Now, most of my posts are of a pretty serious nature, as is this one. I am writing this the day after the National Football Championship game was played about 12 minutes from our house, in downtown Indianapolis, at Lucas Oil Stadium. So, football in some way or another, has been on our minds both here and elsewhere, especially in Georgia and Alabama. Allow me to “lighten” things up for a change and share with you some football strategies as they pertain to local church gatherings:
Instant Replay: the preacher loses his notes and falls back on last week’s illustrations.
Sudden Death: What happens to the attention span of the congregation if the preacher goes “overtime.”
Trap: You’re called on to pray and are asleep.
End Run: Getting out of church quick, without speaking to any guest or fellow member.
Flex Defense: The ability to allow absolutely nothing said during the sermon to affect your life.
Halfback Option: The decision of 50% of the congregation not to return for the evening service.
Blitz: The rush to the restaurant following the closing prayer.
Quarterback Sneak: Church members quietly leaving during the invitation.
Draw Play: What many children do with the bulletin during worship.
Half-time: the period between Sunday School and worship when some choose to leave.
Benchwarmer: Those who do not sing, pray, work or apparently do anything but sit.
Backfield-in-motion: Making a trip to the back (restroom or water fountain) during the service.
Staying in the Pocket: What happens to a lot of money that should be given to the Lord’s work.
Two-minute Warning: The point at which you realize the sermon is about over and you begin to gather up all your belongings.

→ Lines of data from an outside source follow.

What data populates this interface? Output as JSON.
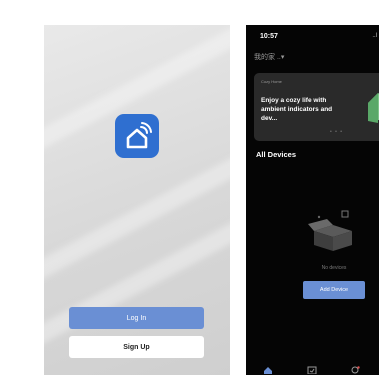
{
  "left": {
    "login_label": "Log In",
    "signup_label": "Sign Up",
    "app_icon": "smart-home-wifi-icon",
    "colors": {
      "accent": "#6a8fd4",
      "icon_bg": "#2f6fd0"
    }
  },
  "right": {
    "status_time": "10:57",
    "status_indicator": "..l",
    "home_name": "我的家 ..▾",
    "banner": {
      "tag": "Cozy Home",
      "text": "Enjoy a cozy life with ambient indicators and dev...",
      "dots": "• • •"
    },
    "section_title": "All Devices",
    "empty_text": "No devices",
    "add_button": "Add Device",
    "tabs": [
      {
        "icon": "home-tab-icon",
        "active": true
      },
      {
        "icon": "scene-tab-icon",
        "active": false
      },
      {
        "icon": "profile-tab-icon",
        "active": false
      }
    ],
    "colors": {
      "bg": "#050505",
      "card": "#2a2a2a",
      "accent": "#6a8fd4"
    }
  }
}
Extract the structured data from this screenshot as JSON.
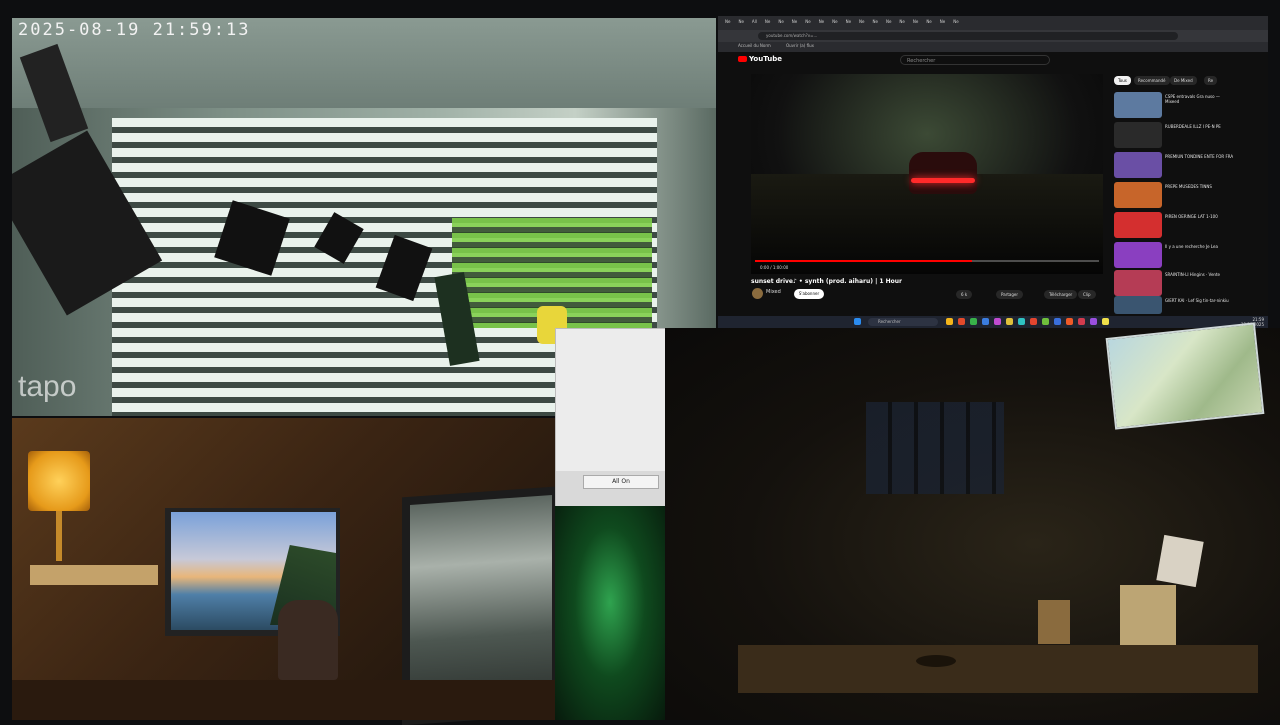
{
  "camera": {
    "timestamp": "2025-08-19 21:59:13",
    "watermark": "tapo"
  },
  "browser": {
    "tabs": [
      "Ne",
      "Ne",
      "All",
      "Ne",
      "Ne",
      "Ne",
      "Ne",
      "Ne",
      "Ne",
      "Ne",
      "Ne",
      "Ne",
      "Ne",
      "Ne",
      "Ne",
      "Ne",
      "Ne",
      "Ne"
    ],
    "url": "youtube.com/watch?v=...",
    "bookmarks": [
      "Accueil du Norm",
      "Ouvrir (a) flux"
    ],
    "youtube": {
      "logo": "YouTube",
      "search_placeholder": "Rechercher",
      "video_title": "sunset drive♪ • synth (prod. aiharu) | 1 Hour",
      "channel": "Mixed",
      "subscribe": "S'abonner",
      "actions": [
        "6 k",
        "Partager",
        "Télécharger",
        "Clip"
      ],
      "chips": [
        "Tous",
        "Recommandé",
        "De Mixed",
        "Re"
      ],
      "time": "0:00 / 1:00:00",
      "recommendations": [
        {
          "title": "CSPE entravals Gra nuso — Mixeed",
          "meta": "42 k vues",
          "color": "#5d7aa0"
        },
        {
          "title": "RUBERDEALE ILLZ I PE-N PE",
          "meta": "Mixed",
          "color": "#2a2a2a"
        },
        {
          "title": "PREMIUN TONDINE ENTE FOR FRA",
          "meta": "Mixeed",
          "color": "#6a4fa5"
        },
        {
          "title": "PREPE MUSEDES TINNS",
          "meta": "Mixeed",
          "color": "#c7652a"
        },
        {
          "title": "PIREN OERINGE LAT 1-100",
          "meta": "Mixeed",
          "color": "#d42f2f"
        },
        {
          "title": "Il y a une recherche Je Lea",
          "meta": "Mixeed",
          "color": "#8a3fc0"
        },
        {
          "title": "SRAINTIN-LI Hingins · Vente",
          "meta": "Mixeed",
          "color": "#b53c55"
        },
        {
          "title": "GIERT KAI · Lef Sig tin-tar-ninkiu",
          "meta": "Mixeed",
          "color": "#3a5570"
        }
      ]
    },
    "taskbar": {
      "search": "Rechercher",
      "clock": "21:59",
      "date": "19/08/2025"
    }
  },
  "dialog": {
    "button": "All On"
  }
}
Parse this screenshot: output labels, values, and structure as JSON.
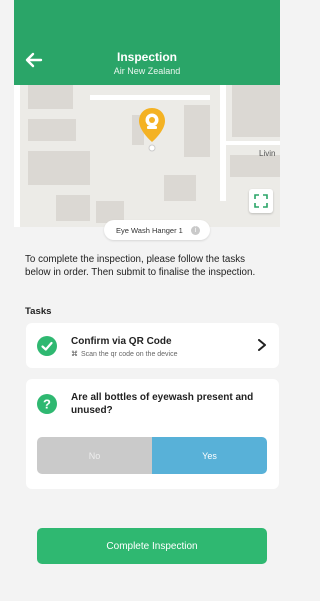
{
  "header": {
    "title": "Inspection",
    "subtitle": "Air New Zealand",
    "back_icon": "arrow-left-icon"
  },
  "map": {
    "street_label": "Livin",
    "location_label": "Eye Wash Hanger 1",
    "pin_icon": "location-pin-icon",
    "expand_icon": "expand-icon",
    "info_icon": "info-icon"
  },
  "instructions": "To complete the inspection, please follow the tasks below in order. Then submit to finalise the inspection.",
  "tasks_heading": "Tasks",
  "tasks": {
    "qr": {
      "title": "Confirm via QR Code",
      "subtitle": "Scan the qr code on the device",
      "status_icon": "check-circle-icon"
    },
    "question": {
      "text": "Are all bottles of eyewash present and unused?",
      "icon": "question-circle-icon",
      "options": [
        "No",
        "Yes"
      ],
      "selected": "Yes"
    }
  },
  "complete_button": "Complete Inspection",
  "colors": {
    "primary_green": "#2aa568",
    "button_green": "#2fb871",
    "yes_blue": "#58b1d8",
    "no_grey": "#cacaca",
    "pin_yellow": "#f4b223"
  }
}
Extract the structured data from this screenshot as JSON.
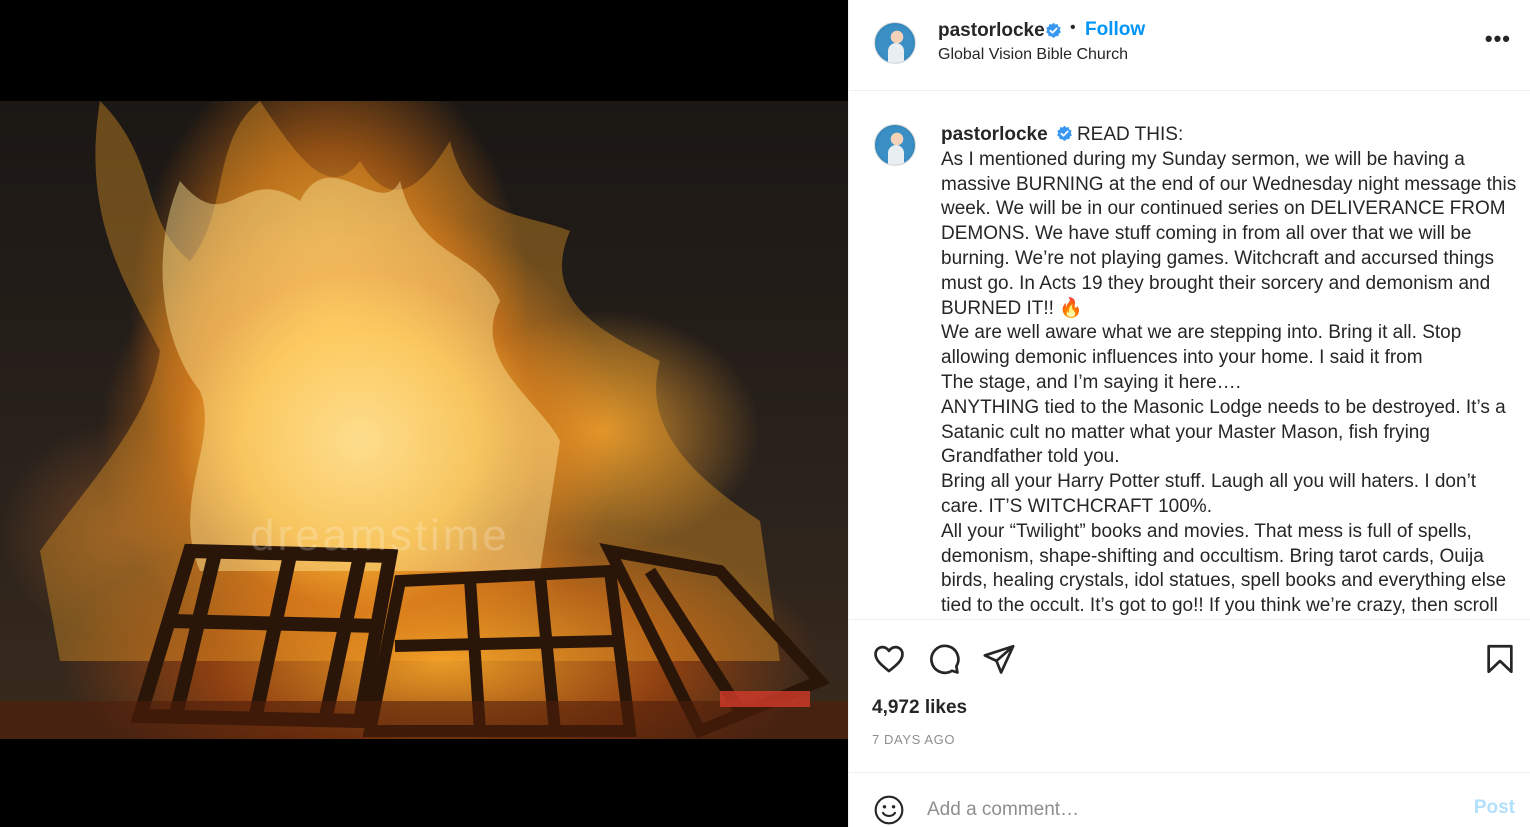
{
  "post": {
    "image_alt": "Large bonfire of burning wooden pallets at night",
    "watermark": "dreamstime"
  },
  "header": {
    "username": "pastorlocke",
    "separator": "•",
    "follow_label": "Follow",
    "location": "Global Vision Bible Church",
    "more_label": "•••"
  },
  "caption": {
    "username": "pastorlocke",
    "first_line": "READ THIS:",
    "lines": [
      "As I mentioned during my Sunday sermon, we will be having a",
      "massive BURNING at the end of our Wednesday night message this",
      "week. We will be in our continued series on DELIVERANCE FROM",
      "DEMONS. We have stuff coming in from all over that we will be",
      "burning. We’re not playing games. Witchcraft and accursed things",
      "must go. In Acts 19 they brought their sorcery and demonism and",
      "BURNED IT!! 🔥",
      "We are well aware what we are stepping into. Bring it all. Stop",
      "allowing demonic influences into your home. I said it from",
      "The stage, and I’m saying it here….",
      "ANYTHING tied to the Masonic Lodge needs to be destroyed. It’s a",
      "Satanic cult no matter what your Master Mason, fish frying",
      "Grandfather told you.",
      "Bring all your Harry Potter stuff. Laugh all you will haters. I don’t",
      "care. IT’S WITCHCRAFT 100%.",
      "All your “Twilight” books and movies. That mess is full of spells,",
      "demonism, shape-shifting and occultism. Bring tarot cards, Ouija",
      "birds, healing crystals, idol statues, spell books and everything else",
      "tied to the occult. It’s got to go!! If you think we’re crazy, then scroll"
    ]
  },
  "stats": {
    "likes": "4,972 likes",
    "time_ago": "7 DAYS AGO"
  },
  "comment": {
    "placeholder": "Add a comment…",
    "post_label": "Post"
  },
  "icons": {
    "like": "heart-icon",
    "comment": "comment-bubble-icon",
    "share": "paper-plane-icon",
    "save": "bookmark-icon",
    "emoji": "smiley-icon",
    "verified": "verified-badge-icon"
  },
  "colors": {
    "link_blue": "#0095f6",
    "verified_blue": "#3897f0",
    "muted_text": "#8e8e8e",
    "post_disabled": "#b2dffc"
  }
}
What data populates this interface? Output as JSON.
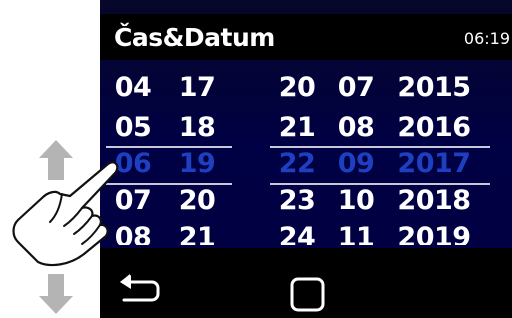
{
  "header": {
    "title": "Čas&Datum",
    "time": "06:19"
  },
  "picker": {
    "columns": [
      {
        "name": "day",
        "values": [
          "04",
          "05",
          "06",
          "07",
          "08"
        ],
        "selected_index": 2
      },
      {
        "name": "month",
        "values": [
          "17",
          "18",
          "19",
          "20",
          "21"
        ],
        "selected_index": 2
      },
      {
        "name": "hour",
        "values": [
          "20",
          "21",
          "22",
          "23",
          "24"
        ],
        "selected_index": 2
      },
      {
        "name": "minute",
        "values": [
          "07",
          "08",
          "09",
          "10",
          "11"
        ],
        "selected_index": 2
      },
      {
        "name": "year",
        "values": [
          "2015",
          "2016",
          "2017",
          "2018",
          "2019"
        ],
        "selected_index": 2
      }
    ],
    "selected_color": "#1e3fbf"
  },
  "footer": {
    "back_icon": "back-arrow-icon",
    "home_icon": "square-home-icon"
  },
  "side_controls": {
    "up_icon": "up-arrow-icon",
    "down_icon": "down-arrow-icon",
    "pointer_icon": "hand-pointer-icon",
    "icon_color": "#b4b4b4"
  }
}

Hope you may have gotten a chuckle out of these, (copied, source unknown), but pray you will really never take His Church and the gathering together of His Body, locally in what we call “going to church,” lightly!